* [What you will do]: The response must contain all of the entries, each one repeated exactly.

* [Data under study]:
──────
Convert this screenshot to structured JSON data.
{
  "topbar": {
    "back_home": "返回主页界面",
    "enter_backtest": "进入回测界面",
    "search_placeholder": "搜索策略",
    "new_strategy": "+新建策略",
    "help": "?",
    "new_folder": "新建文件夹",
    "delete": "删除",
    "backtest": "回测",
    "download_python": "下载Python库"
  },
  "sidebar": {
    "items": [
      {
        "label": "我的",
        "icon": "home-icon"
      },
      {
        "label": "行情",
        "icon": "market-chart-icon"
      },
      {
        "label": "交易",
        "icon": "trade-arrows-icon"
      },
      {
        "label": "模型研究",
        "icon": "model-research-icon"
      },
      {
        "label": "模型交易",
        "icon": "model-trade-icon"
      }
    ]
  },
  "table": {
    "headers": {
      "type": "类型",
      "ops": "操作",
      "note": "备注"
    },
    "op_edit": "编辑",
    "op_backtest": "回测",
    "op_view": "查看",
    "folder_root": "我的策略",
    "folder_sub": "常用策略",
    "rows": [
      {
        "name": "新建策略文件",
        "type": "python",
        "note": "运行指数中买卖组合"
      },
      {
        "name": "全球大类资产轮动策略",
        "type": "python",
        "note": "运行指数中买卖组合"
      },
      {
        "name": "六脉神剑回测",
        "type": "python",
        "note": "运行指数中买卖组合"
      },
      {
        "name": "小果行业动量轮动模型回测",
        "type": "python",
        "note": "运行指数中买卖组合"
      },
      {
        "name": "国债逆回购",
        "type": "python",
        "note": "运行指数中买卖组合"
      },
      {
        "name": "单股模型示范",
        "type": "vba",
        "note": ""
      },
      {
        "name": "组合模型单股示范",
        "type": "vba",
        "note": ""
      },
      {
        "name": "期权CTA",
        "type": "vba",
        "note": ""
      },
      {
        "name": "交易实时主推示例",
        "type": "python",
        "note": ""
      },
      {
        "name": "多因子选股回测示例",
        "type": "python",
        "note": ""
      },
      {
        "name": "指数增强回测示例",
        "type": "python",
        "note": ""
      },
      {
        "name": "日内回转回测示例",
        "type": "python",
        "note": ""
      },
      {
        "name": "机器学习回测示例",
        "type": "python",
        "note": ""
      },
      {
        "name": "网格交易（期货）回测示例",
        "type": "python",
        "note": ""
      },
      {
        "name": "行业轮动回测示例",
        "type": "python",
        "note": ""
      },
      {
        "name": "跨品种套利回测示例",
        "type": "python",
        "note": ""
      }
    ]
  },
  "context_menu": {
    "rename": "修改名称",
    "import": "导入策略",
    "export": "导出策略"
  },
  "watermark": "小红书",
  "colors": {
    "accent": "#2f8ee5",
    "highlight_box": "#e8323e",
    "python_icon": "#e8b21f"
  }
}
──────
* [Output of the exercise]:
Convert this screenshot to structured JSON data.
{
  "topbar": {
    "back_home": "返回主页界面",
    "enter_backtest": "进入回测界面",
    "search_placeholder": "搜索策略",
    "new_strategy": "+新建策略",
    "help": "?",
    "new_folder": "新建文件夹",
    "delete": "删除",
    "backtest": "回测",
    "download_python": "下载Python库"
  },
  "sidebar": {
    "items": [
      {
        "label": "我的",
        "icon": "home-icon"
      },
      {
        "label": "行情",
        "icon": "market-chart-icon"
      },
      {
        "label": "交易",
        "icon": "trade-arrows-icon"
      },
      {
        "label": "模型研究",
        "icon": "model-research-icon"
      },
      {
        "label": "模型交易",
        "icon": "model-trade-icon"
      }
    ]
  },
  "table": {
    "headers": {
      "type": "类型",
      "ops": "操作",
      "note": "备注"
    },
    "op_edit": "编辑",
    "op_backtest": "回测",
    "op_view": "查看",
    "folder_root": "我的策略",
    "folder_sub": "常用策略",
    "rows": [
      {
        "name": "新建策略文件",
        "type": "python",
        "note": "运行指数中买卖组合"
      },
      {
        "name": "全球大类资产轮动策略",
        "type": "python",
        "note": "运行指数中买卖组合"
      },
      {
        "name": "六脉神剑回测",
        "type": "python",
        "note": "运行指数中买卖组合"
      },
      {
        "name": "小果行业动量轮动模型回测",
        "type": "python",
        "note": "运行指数中买卖组合"
      },
      {
        "name": "国债逆回购",
        "type": "python",
        "note": "运行指数中买卖组合"
      },
      {
        "name": "单股模型示范",
        "type": "vba",
        "note": ""
      },
      {
        "name": "组合模型单股示范",
        "type": "vba",
        "note": ""
      },
      {
        "name": "期权CTA",
        "type": "vba",
        "note": ""
      },
      {
        "name": "交易实时主推示例",
        "type": "python",
        "note": ""
      },
      {
        "name": "多因子选股回测示例",
        "type": "python",
        "note": ""
      },
      {
        "name": "指数增强回测示例",
        "type": "python",
        "note": ""
      },
      {
        "name": "日内回转回测示例",
        "type": "python",
        "note": ""
      },
      {
        "name": "机器学习回测示例",
        "type": "python",
        "note": ""
      },
      {
        "name": "网格交易（期货）回测示例",
        "type": "python",
        "note": ""
      },
      {
        "name": "行业轮动回测示例",
        "type": "python",
        "note": ""
      },
      {
        "name": "跨品种套利回测示例",
        "type": "python",
        "note": ""
      }
    ]
  },
  "context_menu": {
    "rename": "修改名称",
    "import": "导入策略",
    "export": "导出策略"
  },
  "watermark": "小红书",
  "colors": {
    "accent": "#2f8ee5",
    "highlight_box": "#e8323e",
    "python_icon": "#e8b21f"
  }
}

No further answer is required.